Hold my spatula. Your next pie crust needs shortening

Hold my spatula. Your next pie crust needs shortening

Tammy Algood  |  Special to The Tennessean

Back in the days before fat became a “three-letter, four-letter” word, it was as much of a kitchen staple as flour, canned goods and dried beans. It was utilized for all sorts of culinary wonders and was a regular purchase on trips to the supermarket. For some of us, it still is, and we stand proud of that even as some give us eye rolls.  

Shortening is a great example of that. As I was checking out at the grocery last week, the clerk asked me why in the world I was buying shortening. I promptly replied that I was using it to make the crust for chicken pot pies.

She had no idea pie crust needed shortening, so I educated her briefly. The bagger was snickering as he piped in to verify the need from watching his grandmother. I knew immediately it would be my next column subject.    

My own grandmother once told me she could remember when it was cheaper than butter. Another plus was the extremely long shelf life, and it soon became a worthy substitution for lard, which is rendered pork fat.

Shortening is a vegetable fat that comes to us via soybean, sunflower and cottonseed oils. It is transformed from the liquid to a solid state thanks to hydrogenation. This allows it to remain solid at room temperature.

Shortening is odorless, flavorless and can be stored for up to a year. It’s value in baking is twofold: It adds both moisture as well as tenderness. This is particularly evident in homemade pie crusts, but also in quick breads and cookies. If you aren’t a baker, it also steps up to the frying plate.

Butter-flavored shortening has the addition of that flavor as well as coloring. And the move from a can to sticks has made it not only easier to measure but also to store.

You asked for it

Ricki Jones of Knoxville writes: “I used chocolate candy coating quite a bit over the holidays.
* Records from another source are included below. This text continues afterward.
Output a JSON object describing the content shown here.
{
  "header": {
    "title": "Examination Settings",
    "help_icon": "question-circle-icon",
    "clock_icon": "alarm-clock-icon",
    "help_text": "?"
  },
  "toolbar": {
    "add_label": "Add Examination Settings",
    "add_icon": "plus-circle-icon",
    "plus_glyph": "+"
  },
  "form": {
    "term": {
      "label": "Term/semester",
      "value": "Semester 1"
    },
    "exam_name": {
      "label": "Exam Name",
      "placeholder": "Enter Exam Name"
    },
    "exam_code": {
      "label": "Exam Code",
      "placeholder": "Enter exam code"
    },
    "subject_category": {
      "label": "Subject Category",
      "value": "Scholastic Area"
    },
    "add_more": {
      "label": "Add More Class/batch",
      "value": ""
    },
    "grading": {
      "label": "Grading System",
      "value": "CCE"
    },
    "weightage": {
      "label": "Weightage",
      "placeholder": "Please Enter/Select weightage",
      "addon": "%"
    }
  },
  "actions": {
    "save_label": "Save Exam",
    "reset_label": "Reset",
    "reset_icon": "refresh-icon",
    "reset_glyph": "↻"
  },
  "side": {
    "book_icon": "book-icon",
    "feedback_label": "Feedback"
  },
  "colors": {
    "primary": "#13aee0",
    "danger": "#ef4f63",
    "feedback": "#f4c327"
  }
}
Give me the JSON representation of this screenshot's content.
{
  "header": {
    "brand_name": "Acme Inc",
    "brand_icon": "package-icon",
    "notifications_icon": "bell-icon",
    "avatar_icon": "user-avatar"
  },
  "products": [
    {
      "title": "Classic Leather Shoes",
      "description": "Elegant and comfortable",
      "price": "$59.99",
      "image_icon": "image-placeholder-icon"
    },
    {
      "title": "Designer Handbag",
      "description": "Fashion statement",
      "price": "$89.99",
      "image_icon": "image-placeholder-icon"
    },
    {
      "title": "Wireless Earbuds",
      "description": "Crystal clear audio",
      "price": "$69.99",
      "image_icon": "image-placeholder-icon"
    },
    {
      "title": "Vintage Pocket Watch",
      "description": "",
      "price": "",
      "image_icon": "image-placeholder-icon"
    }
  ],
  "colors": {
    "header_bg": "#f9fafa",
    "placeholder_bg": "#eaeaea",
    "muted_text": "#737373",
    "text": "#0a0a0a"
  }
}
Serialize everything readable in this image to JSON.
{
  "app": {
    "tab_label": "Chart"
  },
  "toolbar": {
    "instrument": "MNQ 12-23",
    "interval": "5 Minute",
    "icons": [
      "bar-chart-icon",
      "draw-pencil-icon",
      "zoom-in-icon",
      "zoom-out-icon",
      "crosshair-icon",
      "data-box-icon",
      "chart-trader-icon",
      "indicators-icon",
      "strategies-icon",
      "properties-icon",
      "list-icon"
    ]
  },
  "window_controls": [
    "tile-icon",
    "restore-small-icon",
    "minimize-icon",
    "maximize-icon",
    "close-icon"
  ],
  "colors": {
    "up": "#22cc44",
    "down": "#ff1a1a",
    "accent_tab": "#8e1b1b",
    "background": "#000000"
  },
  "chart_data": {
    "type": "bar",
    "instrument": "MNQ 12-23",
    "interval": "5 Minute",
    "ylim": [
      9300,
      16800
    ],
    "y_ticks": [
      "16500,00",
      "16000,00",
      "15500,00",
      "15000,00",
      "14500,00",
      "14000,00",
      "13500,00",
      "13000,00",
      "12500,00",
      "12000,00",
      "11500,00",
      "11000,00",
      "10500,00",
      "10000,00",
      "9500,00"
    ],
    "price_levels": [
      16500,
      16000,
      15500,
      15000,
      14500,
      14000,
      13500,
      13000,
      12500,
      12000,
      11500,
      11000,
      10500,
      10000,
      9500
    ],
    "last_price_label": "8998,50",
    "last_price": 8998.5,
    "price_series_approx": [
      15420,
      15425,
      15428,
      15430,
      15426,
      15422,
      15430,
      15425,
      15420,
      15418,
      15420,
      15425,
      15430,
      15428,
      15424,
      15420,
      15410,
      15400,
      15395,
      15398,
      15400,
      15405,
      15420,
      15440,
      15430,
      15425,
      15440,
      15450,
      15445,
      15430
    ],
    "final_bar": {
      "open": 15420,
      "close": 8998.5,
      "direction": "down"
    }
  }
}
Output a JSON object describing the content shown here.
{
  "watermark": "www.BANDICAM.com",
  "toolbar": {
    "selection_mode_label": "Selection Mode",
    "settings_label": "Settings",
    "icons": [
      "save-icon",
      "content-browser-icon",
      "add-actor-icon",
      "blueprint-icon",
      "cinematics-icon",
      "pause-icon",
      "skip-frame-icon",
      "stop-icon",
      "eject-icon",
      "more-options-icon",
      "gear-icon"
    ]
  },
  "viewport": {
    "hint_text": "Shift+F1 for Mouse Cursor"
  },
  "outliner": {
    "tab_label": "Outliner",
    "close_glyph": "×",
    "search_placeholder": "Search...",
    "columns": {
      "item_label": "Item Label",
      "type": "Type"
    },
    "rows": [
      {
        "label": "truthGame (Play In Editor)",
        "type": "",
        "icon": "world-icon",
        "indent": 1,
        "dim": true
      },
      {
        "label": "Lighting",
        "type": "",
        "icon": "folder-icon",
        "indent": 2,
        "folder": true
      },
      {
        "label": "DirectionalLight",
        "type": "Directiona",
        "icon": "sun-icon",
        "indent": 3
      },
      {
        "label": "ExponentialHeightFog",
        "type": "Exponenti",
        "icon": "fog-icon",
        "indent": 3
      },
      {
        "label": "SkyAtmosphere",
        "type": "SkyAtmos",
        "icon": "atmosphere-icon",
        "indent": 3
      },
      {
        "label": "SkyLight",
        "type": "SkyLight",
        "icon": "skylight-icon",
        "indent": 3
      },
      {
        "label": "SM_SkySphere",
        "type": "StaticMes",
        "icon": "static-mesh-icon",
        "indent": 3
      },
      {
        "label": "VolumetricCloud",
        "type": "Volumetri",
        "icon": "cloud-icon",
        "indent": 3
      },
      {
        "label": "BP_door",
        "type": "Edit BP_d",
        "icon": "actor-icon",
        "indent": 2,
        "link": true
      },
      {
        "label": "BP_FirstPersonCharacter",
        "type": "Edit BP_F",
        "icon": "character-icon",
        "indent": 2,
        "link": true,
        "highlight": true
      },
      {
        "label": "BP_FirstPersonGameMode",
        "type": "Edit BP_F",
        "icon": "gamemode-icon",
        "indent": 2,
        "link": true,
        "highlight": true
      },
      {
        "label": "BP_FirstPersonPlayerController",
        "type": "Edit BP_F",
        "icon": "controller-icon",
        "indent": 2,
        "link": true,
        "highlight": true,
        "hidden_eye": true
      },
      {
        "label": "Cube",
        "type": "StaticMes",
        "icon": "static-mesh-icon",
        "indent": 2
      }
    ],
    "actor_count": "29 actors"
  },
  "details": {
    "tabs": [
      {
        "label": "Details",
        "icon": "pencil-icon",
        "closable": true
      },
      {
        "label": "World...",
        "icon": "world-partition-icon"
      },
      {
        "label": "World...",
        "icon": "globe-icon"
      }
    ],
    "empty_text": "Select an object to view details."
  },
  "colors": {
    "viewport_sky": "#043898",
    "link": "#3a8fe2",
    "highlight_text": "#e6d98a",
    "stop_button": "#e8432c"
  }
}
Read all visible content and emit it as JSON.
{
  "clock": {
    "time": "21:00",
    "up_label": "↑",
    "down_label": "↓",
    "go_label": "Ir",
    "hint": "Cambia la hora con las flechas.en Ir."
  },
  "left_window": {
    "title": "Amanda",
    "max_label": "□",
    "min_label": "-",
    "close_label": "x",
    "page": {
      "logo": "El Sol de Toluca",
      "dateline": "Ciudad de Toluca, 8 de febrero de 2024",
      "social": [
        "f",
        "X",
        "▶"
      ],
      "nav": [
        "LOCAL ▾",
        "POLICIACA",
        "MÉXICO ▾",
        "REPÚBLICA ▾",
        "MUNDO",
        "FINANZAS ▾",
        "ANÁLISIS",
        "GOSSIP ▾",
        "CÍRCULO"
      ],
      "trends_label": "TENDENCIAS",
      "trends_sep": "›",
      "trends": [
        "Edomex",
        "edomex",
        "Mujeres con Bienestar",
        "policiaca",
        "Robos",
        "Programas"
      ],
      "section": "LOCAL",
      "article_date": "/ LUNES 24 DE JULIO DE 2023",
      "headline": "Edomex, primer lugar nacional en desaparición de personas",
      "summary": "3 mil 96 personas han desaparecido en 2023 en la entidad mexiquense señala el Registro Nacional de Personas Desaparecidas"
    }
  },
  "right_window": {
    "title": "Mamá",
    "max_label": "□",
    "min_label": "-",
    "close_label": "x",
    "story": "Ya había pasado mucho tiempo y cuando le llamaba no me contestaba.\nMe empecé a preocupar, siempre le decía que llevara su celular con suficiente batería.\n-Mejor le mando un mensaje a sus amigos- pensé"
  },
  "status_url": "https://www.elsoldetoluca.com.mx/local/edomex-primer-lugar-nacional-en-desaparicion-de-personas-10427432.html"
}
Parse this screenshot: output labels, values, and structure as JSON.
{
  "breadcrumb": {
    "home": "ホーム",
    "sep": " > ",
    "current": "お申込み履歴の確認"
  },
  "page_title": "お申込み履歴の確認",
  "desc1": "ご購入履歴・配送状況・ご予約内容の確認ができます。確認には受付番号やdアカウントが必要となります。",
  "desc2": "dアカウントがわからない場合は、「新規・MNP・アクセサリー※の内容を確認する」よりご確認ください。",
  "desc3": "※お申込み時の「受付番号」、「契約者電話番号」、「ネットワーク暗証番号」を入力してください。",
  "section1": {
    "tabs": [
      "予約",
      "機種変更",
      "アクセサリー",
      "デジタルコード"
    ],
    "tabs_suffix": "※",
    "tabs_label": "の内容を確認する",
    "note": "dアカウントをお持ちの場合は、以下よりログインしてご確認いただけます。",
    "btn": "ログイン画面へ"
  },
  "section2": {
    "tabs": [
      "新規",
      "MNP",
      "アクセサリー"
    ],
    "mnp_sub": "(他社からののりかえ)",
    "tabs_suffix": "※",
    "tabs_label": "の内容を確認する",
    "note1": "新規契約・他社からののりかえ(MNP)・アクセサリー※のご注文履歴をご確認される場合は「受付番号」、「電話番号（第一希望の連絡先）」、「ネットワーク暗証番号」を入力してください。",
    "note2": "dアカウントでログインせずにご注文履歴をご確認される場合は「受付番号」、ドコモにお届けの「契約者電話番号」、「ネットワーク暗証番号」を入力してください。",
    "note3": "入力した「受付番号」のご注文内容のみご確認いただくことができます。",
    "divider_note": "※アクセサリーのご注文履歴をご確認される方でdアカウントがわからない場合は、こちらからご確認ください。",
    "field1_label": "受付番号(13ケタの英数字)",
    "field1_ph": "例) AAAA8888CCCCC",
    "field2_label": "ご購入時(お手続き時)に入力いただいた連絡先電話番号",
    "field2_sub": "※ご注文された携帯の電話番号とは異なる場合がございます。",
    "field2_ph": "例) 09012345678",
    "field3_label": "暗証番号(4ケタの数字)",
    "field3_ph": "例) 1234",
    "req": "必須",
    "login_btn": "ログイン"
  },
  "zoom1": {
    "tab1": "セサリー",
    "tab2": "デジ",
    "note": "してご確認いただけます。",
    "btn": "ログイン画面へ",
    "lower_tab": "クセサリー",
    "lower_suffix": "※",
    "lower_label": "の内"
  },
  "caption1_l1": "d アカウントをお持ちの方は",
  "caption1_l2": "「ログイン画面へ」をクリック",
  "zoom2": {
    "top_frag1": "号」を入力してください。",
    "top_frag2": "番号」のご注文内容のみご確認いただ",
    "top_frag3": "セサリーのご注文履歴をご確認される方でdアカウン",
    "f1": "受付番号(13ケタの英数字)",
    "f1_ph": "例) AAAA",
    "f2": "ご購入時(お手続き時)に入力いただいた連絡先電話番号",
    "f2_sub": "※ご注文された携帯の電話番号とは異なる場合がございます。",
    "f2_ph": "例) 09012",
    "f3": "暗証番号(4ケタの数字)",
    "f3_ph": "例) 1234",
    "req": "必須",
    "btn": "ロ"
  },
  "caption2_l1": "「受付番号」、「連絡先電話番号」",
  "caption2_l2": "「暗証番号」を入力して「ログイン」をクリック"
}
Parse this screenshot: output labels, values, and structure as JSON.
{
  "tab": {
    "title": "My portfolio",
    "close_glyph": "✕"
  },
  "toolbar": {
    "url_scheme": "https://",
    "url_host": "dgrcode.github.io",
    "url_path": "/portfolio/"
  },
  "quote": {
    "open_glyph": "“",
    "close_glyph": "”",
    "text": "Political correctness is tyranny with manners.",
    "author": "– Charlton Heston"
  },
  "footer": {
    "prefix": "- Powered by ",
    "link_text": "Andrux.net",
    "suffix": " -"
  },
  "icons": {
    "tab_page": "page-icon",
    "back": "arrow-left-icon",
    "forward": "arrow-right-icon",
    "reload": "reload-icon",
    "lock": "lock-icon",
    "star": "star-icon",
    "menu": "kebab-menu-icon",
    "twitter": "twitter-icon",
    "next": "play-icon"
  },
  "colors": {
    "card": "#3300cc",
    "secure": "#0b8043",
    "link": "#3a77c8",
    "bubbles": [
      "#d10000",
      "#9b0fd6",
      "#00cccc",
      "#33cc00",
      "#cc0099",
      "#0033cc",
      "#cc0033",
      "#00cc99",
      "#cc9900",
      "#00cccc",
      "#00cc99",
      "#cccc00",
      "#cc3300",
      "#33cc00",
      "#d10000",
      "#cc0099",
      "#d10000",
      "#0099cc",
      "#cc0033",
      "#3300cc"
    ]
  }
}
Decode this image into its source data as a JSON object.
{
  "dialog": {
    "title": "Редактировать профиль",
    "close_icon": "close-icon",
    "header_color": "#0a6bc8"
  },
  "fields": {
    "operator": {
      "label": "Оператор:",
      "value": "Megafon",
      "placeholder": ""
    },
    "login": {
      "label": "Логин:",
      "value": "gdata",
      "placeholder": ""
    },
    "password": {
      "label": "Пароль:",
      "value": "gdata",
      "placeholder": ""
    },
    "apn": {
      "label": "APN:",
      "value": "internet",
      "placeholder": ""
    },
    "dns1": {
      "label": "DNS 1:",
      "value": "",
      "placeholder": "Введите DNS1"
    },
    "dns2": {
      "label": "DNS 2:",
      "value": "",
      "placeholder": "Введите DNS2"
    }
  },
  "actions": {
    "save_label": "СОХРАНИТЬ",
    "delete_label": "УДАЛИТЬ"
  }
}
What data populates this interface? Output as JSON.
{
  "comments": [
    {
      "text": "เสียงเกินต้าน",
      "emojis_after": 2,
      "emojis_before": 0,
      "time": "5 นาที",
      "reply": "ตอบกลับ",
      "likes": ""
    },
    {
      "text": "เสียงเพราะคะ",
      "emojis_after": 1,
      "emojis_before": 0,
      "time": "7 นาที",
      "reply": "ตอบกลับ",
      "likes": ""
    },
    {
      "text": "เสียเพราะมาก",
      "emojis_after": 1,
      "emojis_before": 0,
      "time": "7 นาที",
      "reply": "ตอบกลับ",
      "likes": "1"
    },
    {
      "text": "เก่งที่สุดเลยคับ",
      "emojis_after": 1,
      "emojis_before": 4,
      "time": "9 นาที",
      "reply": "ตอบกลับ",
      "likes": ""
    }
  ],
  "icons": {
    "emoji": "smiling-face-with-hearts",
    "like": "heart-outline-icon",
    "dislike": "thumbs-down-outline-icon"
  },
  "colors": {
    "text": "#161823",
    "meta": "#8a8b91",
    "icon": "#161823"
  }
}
Is it chocolate?”     


Actually it isn’t real chocolate because it doesn’t contain cocoa butter. Rather it has cocoa powder added. Candy coating is a mixture of vegetable shortening, sugar, color and flavor. It makes a great candy dip instead of semisweet chocolate because it becomes firmer much quicker.

Tammy Algood is the author of five cookbooks and can be seen on “Volunteer Gardener” on PBS stations in Tennessee. Follow her at www.hauteflavor.com